+++ Information supplied +++

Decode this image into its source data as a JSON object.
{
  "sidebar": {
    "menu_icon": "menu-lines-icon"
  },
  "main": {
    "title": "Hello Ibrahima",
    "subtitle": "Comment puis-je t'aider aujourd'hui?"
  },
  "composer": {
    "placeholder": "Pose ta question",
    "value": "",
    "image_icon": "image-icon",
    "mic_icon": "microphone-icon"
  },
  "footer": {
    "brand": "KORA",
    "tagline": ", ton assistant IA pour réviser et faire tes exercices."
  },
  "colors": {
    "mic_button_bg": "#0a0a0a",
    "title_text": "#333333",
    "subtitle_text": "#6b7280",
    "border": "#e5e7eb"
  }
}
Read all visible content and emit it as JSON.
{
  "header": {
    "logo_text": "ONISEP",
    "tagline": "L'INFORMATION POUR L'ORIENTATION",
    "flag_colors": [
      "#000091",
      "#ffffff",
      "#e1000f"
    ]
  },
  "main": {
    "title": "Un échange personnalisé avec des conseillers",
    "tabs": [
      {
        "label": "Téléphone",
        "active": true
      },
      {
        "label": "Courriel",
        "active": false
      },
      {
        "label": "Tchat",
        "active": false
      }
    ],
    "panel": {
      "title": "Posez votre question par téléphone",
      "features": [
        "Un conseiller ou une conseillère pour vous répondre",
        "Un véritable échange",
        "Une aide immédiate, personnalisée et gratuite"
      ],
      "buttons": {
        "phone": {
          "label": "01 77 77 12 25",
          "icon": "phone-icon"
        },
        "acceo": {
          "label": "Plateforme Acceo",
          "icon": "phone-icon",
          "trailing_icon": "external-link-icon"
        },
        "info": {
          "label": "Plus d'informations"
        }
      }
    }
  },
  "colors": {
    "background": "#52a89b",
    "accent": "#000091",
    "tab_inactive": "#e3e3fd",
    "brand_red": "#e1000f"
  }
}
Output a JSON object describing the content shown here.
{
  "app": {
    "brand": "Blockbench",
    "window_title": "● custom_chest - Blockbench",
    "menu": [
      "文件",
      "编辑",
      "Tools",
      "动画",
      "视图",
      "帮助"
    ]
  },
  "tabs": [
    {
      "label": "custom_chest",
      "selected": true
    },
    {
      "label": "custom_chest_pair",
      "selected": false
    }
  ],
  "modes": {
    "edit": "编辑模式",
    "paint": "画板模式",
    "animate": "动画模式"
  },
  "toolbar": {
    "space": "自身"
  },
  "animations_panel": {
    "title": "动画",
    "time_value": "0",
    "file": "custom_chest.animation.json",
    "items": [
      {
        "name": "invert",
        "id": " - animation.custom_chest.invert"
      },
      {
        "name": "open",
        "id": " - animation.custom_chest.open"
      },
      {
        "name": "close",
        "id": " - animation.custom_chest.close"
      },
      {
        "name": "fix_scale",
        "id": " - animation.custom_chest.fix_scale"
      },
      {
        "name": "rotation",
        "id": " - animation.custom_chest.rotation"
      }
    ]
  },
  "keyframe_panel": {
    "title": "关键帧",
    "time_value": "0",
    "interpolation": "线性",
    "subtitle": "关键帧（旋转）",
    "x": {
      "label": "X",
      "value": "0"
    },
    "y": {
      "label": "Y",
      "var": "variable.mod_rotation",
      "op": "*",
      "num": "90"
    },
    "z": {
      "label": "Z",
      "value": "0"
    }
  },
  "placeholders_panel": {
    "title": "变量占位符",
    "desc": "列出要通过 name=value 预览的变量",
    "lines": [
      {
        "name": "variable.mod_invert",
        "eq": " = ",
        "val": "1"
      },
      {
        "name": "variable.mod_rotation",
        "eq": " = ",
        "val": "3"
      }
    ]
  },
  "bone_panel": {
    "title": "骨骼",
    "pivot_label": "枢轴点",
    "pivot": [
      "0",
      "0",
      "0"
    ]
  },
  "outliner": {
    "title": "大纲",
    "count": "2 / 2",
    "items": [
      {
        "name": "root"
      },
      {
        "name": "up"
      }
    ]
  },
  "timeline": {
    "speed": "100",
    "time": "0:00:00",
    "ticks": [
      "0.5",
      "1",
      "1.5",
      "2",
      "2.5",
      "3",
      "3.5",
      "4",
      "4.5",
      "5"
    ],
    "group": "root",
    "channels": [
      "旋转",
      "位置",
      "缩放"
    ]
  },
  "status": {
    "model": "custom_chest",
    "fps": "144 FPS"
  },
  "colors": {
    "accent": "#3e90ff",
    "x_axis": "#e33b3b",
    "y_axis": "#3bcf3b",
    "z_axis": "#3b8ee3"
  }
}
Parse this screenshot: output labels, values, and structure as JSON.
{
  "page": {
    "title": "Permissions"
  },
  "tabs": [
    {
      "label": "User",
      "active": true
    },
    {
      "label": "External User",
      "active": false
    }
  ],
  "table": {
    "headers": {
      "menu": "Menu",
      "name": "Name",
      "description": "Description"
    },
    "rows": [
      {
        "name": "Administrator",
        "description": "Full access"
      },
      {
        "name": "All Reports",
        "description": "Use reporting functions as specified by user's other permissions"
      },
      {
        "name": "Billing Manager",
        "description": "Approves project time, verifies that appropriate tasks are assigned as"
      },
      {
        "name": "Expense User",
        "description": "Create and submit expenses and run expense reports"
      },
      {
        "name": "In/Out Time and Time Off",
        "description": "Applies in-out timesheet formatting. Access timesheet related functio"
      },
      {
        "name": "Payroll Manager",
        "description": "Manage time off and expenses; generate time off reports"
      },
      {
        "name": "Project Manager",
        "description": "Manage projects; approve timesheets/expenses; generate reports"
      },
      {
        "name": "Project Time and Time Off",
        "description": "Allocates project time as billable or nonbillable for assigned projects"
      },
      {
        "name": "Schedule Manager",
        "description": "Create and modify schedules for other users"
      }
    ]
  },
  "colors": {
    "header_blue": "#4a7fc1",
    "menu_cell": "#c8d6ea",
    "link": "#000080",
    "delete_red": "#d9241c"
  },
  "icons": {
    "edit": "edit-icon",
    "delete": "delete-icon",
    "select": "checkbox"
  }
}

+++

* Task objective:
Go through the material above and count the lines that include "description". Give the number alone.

* Solution:
10